Assigned task:
Across the whole listing, filter for the string "true" and copy every line that has it.
=== Section Start ===
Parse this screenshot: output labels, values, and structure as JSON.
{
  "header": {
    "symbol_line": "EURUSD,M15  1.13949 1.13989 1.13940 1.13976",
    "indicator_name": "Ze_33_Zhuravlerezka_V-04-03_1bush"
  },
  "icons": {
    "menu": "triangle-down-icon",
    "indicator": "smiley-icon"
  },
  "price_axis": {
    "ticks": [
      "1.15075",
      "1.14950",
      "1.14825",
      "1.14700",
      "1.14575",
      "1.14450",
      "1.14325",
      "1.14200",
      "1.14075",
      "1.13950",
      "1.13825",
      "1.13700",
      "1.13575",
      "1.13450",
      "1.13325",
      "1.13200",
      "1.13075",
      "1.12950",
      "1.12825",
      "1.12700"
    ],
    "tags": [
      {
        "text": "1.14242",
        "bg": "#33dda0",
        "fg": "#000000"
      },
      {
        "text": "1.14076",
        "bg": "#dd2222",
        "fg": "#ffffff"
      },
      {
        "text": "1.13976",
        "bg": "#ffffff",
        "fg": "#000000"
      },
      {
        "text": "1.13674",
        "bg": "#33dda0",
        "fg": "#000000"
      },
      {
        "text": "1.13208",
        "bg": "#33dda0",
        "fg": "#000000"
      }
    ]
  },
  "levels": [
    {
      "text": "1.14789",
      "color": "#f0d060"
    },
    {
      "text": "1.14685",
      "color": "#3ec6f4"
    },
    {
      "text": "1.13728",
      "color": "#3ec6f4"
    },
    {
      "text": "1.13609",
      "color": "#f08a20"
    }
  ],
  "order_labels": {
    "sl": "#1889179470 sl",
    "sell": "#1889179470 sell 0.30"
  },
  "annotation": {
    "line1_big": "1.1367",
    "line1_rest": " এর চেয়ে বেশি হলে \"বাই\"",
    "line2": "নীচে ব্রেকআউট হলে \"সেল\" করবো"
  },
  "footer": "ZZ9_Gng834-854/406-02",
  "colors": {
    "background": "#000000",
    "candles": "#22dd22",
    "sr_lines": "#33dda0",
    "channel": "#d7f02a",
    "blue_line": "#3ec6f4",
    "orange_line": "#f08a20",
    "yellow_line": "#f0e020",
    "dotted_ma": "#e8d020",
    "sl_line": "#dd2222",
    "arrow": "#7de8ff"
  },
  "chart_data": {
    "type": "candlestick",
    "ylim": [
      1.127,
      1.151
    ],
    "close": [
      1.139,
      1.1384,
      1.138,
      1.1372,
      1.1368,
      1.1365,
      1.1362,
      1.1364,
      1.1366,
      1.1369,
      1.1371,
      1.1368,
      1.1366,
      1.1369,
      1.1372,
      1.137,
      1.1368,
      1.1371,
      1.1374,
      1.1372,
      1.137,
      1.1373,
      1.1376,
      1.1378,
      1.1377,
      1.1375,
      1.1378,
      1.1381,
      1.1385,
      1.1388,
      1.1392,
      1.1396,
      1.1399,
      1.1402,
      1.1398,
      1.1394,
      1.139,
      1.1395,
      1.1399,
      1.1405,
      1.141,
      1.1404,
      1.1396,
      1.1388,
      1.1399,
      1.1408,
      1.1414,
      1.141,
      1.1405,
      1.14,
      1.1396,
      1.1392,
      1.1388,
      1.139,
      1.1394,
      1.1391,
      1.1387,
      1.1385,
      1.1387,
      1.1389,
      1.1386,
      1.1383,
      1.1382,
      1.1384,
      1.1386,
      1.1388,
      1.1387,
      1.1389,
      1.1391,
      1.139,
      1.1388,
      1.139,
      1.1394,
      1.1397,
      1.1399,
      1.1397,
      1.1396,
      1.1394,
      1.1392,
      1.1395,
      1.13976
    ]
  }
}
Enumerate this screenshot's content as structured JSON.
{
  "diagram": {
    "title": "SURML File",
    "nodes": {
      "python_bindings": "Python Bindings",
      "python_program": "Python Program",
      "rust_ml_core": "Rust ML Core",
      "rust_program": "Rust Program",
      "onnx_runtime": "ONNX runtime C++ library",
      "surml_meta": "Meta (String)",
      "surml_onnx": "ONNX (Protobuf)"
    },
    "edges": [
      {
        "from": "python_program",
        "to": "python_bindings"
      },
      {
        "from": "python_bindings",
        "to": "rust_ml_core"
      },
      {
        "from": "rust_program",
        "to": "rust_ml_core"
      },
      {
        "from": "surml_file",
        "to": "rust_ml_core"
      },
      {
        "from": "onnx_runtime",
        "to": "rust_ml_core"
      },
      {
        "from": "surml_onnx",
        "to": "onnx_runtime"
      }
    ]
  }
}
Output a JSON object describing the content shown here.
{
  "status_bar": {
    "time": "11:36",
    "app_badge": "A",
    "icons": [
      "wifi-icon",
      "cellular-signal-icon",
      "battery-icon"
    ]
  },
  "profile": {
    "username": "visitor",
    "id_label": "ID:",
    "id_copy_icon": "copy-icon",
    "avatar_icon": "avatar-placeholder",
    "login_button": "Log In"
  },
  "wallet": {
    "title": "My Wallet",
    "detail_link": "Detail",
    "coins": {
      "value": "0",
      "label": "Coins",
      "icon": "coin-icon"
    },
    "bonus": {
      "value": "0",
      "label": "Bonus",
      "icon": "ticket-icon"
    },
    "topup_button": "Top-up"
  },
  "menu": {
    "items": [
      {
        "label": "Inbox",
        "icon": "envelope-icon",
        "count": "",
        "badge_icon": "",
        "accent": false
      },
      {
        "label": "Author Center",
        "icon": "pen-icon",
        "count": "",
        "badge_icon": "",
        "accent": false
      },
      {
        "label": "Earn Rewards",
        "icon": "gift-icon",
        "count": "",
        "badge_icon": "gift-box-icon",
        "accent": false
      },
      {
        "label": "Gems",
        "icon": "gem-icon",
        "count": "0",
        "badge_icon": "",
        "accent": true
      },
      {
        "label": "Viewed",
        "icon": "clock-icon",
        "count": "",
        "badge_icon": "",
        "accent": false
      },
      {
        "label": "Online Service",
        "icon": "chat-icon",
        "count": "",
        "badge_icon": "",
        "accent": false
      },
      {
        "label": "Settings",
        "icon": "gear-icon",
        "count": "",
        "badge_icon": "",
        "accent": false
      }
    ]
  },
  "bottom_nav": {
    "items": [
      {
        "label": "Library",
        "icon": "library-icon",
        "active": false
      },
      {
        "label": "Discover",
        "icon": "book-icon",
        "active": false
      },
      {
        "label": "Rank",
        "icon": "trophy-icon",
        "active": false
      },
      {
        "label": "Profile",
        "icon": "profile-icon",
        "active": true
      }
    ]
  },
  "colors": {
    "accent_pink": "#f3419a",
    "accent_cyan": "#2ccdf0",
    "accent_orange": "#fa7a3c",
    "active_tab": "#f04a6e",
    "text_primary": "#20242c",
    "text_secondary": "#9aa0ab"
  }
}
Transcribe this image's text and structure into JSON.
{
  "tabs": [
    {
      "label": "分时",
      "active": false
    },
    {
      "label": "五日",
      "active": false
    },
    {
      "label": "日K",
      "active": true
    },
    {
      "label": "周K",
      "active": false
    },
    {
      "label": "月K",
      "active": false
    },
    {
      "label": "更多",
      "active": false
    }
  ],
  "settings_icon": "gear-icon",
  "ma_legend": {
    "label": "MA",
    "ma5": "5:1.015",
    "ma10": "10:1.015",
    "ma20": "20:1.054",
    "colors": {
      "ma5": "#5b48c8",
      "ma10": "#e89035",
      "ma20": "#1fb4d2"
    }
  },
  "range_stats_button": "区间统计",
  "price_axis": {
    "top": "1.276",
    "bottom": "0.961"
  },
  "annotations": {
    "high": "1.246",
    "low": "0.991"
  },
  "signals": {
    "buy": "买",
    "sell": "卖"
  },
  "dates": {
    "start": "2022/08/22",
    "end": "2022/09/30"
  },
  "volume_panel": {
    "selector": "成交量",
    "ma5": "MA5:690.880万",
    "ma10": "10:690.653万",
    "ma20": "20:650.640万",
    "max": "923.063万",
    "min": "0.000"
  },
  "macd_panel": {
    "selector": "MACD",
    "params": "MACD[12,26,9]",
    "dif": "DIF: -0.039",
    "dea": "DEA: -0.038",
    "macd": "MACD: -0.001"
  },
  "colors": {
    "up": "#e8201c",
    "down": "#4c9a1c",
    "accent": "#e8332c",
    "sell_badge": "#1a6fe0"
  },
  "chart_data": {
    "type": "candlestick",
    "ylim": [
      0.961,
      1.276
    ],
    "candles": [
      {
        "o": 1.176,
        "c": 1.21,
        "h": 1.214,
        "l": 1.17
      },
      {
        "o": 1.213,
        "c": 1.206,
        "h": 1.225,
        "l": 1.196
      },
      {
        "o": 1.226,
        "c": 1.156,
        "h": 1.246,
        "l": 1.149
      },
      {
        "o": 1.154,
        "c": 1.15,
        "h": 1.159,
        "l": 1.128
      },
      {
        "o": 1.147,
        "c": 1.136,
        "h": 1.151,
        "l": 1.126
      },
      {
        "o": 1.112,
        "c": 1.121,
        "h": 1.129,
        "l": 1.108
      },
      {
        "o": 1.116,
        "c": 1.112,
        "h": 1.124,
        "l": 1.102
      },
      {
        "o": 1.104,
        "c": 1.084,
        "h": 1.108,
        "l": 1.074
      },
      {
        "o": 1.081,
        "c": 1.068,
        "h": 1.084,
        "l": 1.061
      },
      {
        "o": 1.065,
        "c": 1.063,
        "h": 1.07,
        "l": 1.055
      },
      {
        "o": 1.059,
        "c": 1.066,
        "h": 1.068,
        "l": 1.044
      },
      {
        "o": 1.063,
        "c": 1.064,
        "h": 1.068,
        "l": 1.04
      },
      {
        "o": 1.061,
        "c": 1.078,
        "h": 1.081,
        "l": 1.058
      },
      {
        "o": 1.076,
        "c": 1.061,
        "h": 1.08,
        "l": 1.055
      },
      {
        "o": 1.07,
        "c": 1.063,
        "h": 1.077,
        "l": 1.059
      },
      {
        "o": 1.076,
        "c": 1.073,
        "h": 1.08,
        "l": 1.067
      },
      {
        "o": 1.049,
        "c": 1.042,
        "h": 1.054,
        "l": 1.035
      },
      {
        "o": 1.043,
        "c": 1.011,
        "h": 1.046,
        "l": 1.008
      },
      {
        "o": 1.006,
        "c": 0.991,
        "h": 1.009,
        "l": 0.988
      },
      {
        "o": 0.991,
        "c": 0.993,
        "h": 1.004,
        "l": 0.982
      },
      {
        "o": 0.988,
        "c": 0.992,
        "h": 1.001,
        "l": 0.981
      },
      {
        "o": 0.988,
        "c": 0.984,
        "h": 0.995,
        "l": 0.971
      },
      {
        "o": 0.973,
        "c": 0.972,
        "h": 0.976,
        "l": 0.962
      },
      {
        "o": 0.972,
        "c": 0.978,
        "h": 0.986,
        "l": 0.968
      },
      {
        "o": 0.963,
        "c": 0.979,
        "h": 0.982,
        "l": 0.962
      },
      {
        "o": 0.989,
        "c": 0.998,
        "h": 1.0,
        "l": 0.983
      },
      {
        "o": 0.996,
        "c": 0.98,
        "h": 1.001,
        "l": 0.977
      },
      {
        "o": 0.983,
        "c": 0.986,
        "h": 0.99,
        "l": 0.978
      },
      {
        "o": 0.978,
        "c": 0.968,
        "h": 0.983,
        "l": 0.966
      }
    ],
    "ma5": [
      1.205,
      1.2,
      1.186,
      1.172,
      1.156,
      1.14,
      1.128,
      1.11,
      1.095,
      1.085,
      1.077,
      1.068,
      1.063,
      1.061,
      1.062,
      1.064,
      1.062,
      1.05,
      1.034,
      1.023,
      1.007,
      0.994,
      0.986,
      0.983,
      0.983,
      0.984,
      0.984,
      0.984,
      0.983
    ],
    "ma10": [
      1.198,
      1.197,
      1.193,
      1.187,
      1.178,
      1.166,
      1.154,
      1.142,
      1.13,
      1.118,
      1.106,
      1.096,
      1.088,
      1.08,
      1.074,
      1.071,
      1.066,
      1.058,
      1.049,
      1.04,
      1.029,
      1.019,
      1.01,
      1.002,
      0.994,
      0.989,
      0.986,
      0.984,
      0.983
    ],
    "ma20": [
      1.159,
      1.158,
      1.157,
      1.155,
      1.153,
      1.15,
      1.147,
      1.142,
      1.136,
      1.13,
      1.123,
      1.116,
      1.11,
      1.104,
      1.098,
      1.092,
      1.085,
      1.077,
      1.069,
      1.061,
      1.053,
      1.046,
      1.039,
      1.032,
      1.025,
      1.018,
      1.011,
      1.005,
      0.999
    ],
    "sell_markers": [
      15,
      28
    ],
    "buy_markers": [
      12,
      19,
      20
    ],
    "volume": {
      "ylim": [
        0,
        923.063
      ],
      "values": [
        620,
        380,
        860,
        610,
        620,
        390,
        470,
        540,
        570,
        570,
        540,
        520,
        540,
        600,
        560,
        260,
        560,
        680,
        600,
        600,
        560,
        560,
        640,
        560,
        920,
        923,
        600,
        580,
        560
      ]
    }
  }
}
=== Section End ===
Response to this task:
        "accent": true
        "active": true
      "active": true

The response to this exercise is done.